Indian philosophical texts were a much later existence, when Indian philosophy was already popularised in India and distant lands. Geniuses had already come to light, with a mass list of followers being noticed too. Owing to such tremendous respect and esteem, thinkers and philosophers could no longer carry out the long-established oral tradition of transmitting knowledge and awareness. This ushered in the writing mode, paving way for the prolonged and legendary count of philosophical texts, still considered cardinal to many Indian religions. The separation and division amongst the emerging philosophical schools also had begun to materialise. Be it in the panoptic Hindu point of view with their various divisions of schools, or the assimilated Buddhist or Jain schools, the historical journey of Indian philosophical texts had commenced.

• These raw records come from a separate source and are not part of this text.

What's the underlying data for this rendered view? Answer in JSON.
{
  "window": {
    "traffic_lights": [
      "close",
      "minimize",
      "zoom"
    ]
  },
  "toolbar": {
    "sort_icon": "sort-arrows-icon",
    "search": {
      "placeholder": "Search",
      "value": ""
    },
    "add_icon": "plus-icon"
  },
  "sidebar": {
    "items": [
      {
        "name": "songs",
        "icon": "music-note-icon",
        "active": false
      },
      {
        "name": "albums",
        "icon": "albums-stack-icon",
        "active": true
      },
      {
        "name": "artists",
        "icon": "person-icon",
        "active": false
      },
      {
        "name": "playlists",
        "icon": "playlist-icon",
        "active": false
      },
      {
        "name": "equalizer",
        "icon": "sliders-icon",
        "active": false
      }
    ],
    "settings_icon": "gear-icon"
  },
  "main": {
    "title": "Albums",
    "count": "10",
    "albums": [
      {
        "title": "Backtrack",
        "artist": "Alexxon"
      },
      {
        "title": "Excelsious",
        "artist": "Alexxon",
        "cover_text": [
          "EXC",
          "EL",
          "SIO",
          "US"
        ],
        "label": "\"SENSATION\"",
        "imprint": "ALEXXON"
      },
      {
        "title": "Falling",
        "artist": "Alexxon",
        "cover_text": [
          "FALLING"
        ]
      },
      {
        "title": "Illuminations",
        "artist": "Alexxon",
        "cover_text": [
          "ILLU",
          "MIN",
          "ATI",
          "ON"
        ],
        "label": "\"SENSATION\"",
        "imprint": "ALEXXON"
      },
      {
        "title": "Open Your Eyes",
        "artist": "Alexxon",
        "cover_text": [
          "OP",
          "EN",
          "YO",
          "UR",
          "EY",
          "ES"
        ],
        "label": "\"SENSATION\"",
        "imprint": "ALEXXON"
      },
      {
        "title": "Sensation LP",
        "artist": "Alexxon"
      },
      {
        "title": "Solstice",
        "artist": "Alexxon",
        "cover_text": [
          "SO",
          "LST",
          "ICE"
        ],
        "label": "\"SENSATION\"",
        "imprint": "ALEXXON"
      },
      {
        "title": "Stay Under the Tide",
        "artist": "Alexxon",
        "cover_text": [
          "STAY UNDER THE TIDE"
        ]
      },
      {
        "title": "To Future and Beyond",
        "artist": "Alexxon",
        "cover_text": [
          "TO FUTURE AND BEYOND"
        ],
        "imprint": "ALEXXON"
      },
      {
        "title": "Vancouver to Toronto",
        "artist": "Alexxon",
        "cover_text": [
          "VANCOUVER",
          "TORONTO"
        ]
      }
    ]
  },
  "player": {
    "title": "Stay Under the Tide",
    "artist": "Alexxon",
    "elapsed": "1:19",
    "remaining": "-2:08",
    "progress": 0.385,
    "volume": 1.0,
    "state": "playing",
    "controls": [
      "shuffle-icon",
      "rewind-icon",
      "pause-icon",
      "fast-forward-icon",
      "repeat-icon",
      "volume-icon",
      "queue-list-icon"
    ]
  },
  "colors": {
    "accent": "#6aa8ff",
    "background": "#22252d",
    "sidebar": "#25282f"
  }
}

With splendid authors like Adi Shankara or Madhavacharya, or the rather recent ones like Chanakya, or even much later individuals like Raja Ram Mohan Roy or Swami Vivekananda, Indian philosophical texts have since time immemorial enriched citizens with more and even more knowledge and eruditeness. Sacred texts like Bhagavad Gita, Manu Smriti, Nyaya Sutra, Vaisheshika Sutra, Arthashastra, Pali Canon or Upanishads have unrelentingly rendered awareness on philosophy of ancient India steeped in usefulness and worthiness. Coifed with care and preserved with veneration, Indian philosophical texts have not faded into oblivion with the rise of 21st century.